The first thing you need to succeed is patience—lots of it. Writing success doesn’t happen overnight. It can take up to 10 years for things to begin happening for you. Somewhere along the way you may get a lucky break. But that’s a big maybe. Are you prepared to wait that long?

Om today’s fast-paced world, many people expect everything to happen quickly. They believe because they created a Web site or Facebook page, for instance, that people will flock to it. They also often believe that their writing is so good that everyone wants to read it. Sorry, but the answer is no on both counts.

Part of the problem is the shear volume of writers out there. They produce thousands of articles, short stories, and book each year. And with more newspapers and magazines folding, there’s a growing tide of out-of-work editors and reporters that have been thrust onto the freelance market. They believe that all their experience must count for something. But what most find out all too quickly, is that they have to start nearly at the bottom like everyone else. But they can’t afford to be patient because of their sudden loss of steady income.

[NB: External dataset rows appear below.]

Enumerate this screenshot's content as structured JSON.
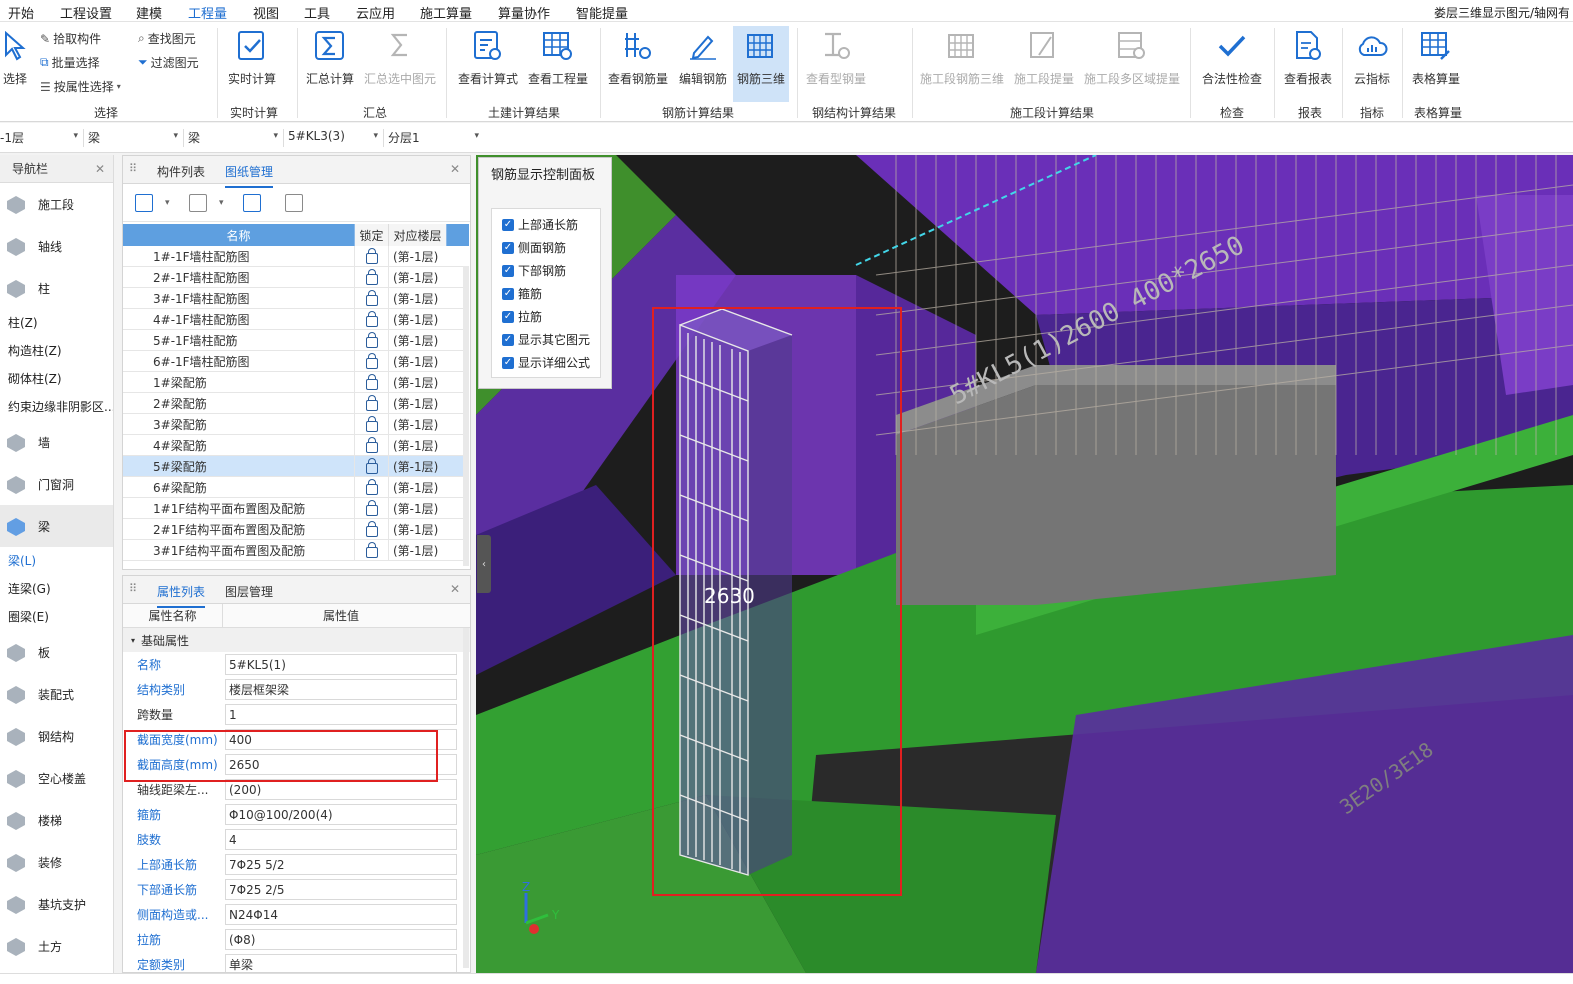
{
  "menu": {
    "items": [
      "开始",
      "工程设置",
      "建模",
      "工程量",
      "视图",
      "工具",
      "云应用",
      "施工算量",
      "算量协作",
      "智能提量"
    ],
    "active_index": 3,
    "window_title": "娄层三维显示图元/轴网有"
  },
  "ribbon": {
    "select_group": {
      "big_label": "选择",
      "pick": "拾取构件",
      "batch": "批量选择",
      "by_attr": "按属性选择",
      "find": "查找图元",
      "filter": "过滤图元",
      "group_label": "选择"
    },
    "realtime": {
      "button": "实时计算",
      "group_label": "实时计算"
    },
    "summary": {
      "button": "汇总计算",
      "button2": "汇总选中图元",
      "group_label": "汇总"
    },
    "civil": {
      "button1": "查看计算式",
      "button2": "查看工程量",
      "group_label": "土建计算结果"
    },
    "rebar": {
      "button1": "查看钢筋量",
      "button2": "编辑钢筋",
      "button3": "钢筋三维",
      "group_label": "钢筋计算结果"
    },
    "steel": {
      "button": "查看型钢量",
      "group_label": "钢结构计算结果"
    },
    "construction": {
      "button1": "施工段钢筋三维",
      "button2": "施工段提量",
      "button3": "施工段多区域提量",
      "group_label": "施工段计算结果"
    },
    "check": {
      "button": "合法性检查",
      "group_label": "检查"
    },
    "report": {
      "button": "查看报表",
      "group_label": "报表"
    },
    "index": {
      "button": "云指标",
      "group_label": "指标"
    },
    "table": {
      "button": "表格算量",
      "group_label": "表格算量"
    }
  },
  "filter": {
    "floor": "-1层",
    "category": "梁",
    "type": "梁",
    "element": "5#KL3(3)",
    "layer": "分层1"
  },
  "nav": {
    "title": "导航栏",
    "items": [
      {
        "label": "施工段",
        "kind": "cat"
      },
      {
        "label": "轴线",
        "kind": "cat"
      },
      {
        "label": "柱",
        "kind": "cat"
      },
      {
        "label": "柱(Z)",
        "kind": "sub"
      },
      {
        "label": "构造柱(Z)",
        "kind": "sub"
      },
      {
        "label": "砌体柱(Z)",
        "kind": "sub"
      },
      {
        "label": "约束边缘非阴影区...",
        "kind": "sub"
      },
      {
        "label": "墙",
        "kind": "cat"
      },
      {
        "label": "门窗洞",
        "kind": "cat"
      },
      {
        "label": "梁",
        "kind": "cat",
        "selected": true
      },
      {
        "label": "梁(L)",
        "kind": "sub",
        "selected": true
      },
      {
        "label": "连梁(G)",
        "kind": "sub"
      },
      {
        "label": "圈梁(E)",
        "kind": "sub"
      },
      {
        "label": "板",
        "kind": "cat"
      },
      {
        "label": "装配式",
        "kind": "cat"
      },
      {
        "label": "钢结构",
        "kind": "cat"
      },
      {
        "label": "空心楼盖",
        "kind": "cat"
      },
      {
        "label": "楼梯",
        "kind": "cat"
      },
      {
        "label": "装修",
        "kind": "cat"
      },
      {
        "label": "基坑支护",
        "kind": "cat"
      },
      {
        "label": "土方",
        "kind": "cat"
      }
    ]
  },
  "drawing_panel": {
    "tab1": "构件列表",
    "tab2": "图纸管理",
    "headers": {
      "name": "名称",
      "lock": "锁定",
      "floor": "对应楼层"
    },
    "rows": [
      {
        "name": "1#-1F墙柱配筋图",
        "floor": "(第-1层)"
      },
      {
        "name": "2#-1F墙柱配筋图",
        "floor": "(第-1层)"
      },
      {
        "name": "3#-1F墙柱配筋图",
        "floor": "(第-1层)"
      },
      {
        "name": "4#-1F墙柱配筋图",
        "floor": "(第-1层)"
      },
      {
        "name": "5#-1F墙柱配筋",
        "floor": "(第-1层)"
      },
      {
        "name": "6#-1F墙柱配筋图",
        "floor": "(第-1层)"
      },
      {
        "name": "1#梁配筋",
        "floor": "(第-1层)"
      },
      {
        "name": "2#梁配筋",
        "floor": "(第-1层)"
      },
      {
        "name": "3#梁配筋",
        "floor": "(第-1层)"
      },
      {
        "name": "4#梁配筋",
        "floor": "(第-1层)"
      },
      {
        "name": "5#梁配筋",
        "floor": "(第-1层)",
        "selected": true
      },
      {
        "name": "6#梁配筋",
        "floor": "(第-1层)"
      },
      {
        "name": "1#1F结构平面布置图及配筋",
        "floor": "(第-1层)"
      },
      {
        "name": "2#1F结构平面布置图及配筋",
        "floor": "(第-1层)"
      },
      {
        "name": "3#1F结构平面布置图及配筋",
        "floor": "(第-1层)"
      }
    ]
  },
  "property_panel": {
    "tab1": "属性列表",
    "tab2": "图层管理",
    "col_name": "属性名称",
    "col_value": "属性值",
    "section": "基础属性",
    "rows": [
      {
        "name": "名称",
        "value": "5#KL5(1)",
        "blue": true
      },
      {
        "name": "结构类别",
        "value": "楼层框架梁",
        "blue": true
      },
      {
        "name": "跨数量",
        "value": "1",
        "blue": false
      },
      {
        "name": "截面宽度(mm)",
        "value": "400",
        "blue": true
      },
      {
        "name": "截面高度(mm)",
        "value": "2650",
        "blue": true
      },
      {
        "name": "轴线距梁左...",
        "value": "(200)",
        "blue": false
      },
      {
        "name": "箍筋",
        "value": "Φ10@100/200(4)",
        "blue": true
      },
      {
        "name": "肢数",
        "value": "4",
        "blue": true
      },
      {
        "name": "上部通长筋",
        "value": "7Φ25 5/2",
        "blue": true
      },
      {
        "name": "下部通长筋",
        "value": "7Φ25 2/5",
        "blue": true
      },
      {
        "name": "侧面构造或...",
        "value": "N24Φ14",
        "blue": true
      },
      {
        "name": "拉筋",
        "value": "(Φ8)",
        "blue": true
      },
      {
        "name": "定额类别",
        "value": "单梁",
        "blue": true
      }
    ]
  },
  "control_panel": {
    "title": "钢筋显示控制面板",
    "options": [
      {
        "label": "上部通长筋",
        "checked": true
      },
      {
        "label": "侧面钢筋",
        "checked": true
      },
      {
        "label": "下部钢筋",
        "checked": true
      },
      {
        "label": "箍筋",
        "checked": true
      },
      {
        "label": "拉筋",
        "checked": true
      },
      {
        "label": "显示其它图元",
        "checked": true
      },
      {
        "label": "显示详细公式",
        "checked": true
      }
    ]
  },
  "viewport": {
    "dimension_text": "2630",
    "beam_label": "5#KL5(1)2600 400*2650",
    "rebar_note": "3E20/3E18",
    "axis_z": "Z",
    "axis_y": "Y"
  }
}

So what do you do while you’re being patient? You persevere. Perseverance, or the act of continuing to plug away at what you believe you’re meant to do, is as important as patience.

Persevering means continuing to write even when other pieces you’ve created don’t seem to be going anywhere. It also means searching out new contacts and markets for your writing. If you don’t constantly search, you won’t be open to opportunities that may come along.

Perseverance also means following through on your ideas and finishing writing projects that you’ve started. If you’re trying to write a novel and get stuck halfway through, take a step back and analyze what you have done so far. It’s possible you didn’t plan it out well enough. Too many beginning writers make the mistake of just starting to write without giving any thought to the direction in which they’re headed.

By making patience and perseverance part of your daily life—not just your writing routine—you’ll have a very good chance of succeeding in your dream of becoming a writer.